Exercise requirements —
Show only those lines of the entries where the string "questions" is found.

Available data section start

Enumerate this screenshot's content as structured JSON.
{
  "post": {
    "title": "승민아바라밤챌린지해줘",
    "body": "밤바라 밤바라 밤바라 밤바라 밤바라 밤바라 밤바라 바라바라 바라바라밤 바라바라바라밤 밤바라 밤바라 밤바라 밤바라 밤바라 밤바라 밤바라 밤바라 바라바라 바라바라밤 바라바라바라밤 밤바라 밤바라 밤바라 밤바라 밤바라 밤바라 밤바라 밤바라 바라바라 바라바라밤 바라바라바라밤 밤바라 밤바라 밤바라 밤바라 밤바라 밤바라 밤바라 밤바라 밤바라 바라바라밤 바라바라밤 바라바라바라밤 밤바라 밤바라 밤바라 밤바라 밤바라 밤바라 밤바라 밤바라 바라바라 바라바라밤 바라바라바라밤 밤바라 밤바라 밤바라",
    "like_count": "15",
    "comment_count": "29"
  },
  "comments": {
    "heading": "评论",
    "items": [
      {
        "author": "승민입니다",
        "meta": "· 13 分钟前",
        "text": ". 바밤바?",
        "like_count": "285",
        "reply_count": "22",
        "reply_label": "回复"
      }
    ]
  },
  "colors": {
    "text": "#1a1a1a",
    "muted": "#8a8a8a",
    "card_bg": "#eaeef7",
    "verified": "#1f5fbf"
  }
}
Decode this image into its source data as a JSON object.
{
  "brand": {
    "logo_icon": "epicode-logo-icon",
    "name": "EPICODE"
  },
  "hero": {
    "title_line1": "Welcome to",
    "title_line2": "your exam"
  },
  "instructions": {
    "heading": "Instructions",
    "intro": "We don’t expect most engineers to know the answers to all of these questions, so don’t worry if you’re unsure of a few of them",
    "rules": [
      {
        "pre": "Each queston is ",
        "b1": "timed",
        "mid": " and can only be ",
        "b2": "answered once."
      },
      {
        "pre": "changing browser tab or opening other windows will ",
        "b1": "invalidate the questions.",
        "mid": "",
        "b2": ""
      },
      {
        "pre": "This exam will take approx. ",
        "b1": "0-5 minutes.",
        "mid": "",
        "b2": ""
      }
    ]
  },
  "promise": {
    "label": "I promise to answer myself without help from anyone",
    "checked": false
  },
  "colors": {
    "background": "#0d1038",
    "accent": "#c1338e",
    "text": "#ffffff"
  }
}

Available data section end

Response to the exercise —
    "intro": "We don’t expect most engineers to know the answers to all of these questions, so don’t worry if you’re unsure of a few of them",
        "b1": "invalidate the questions.",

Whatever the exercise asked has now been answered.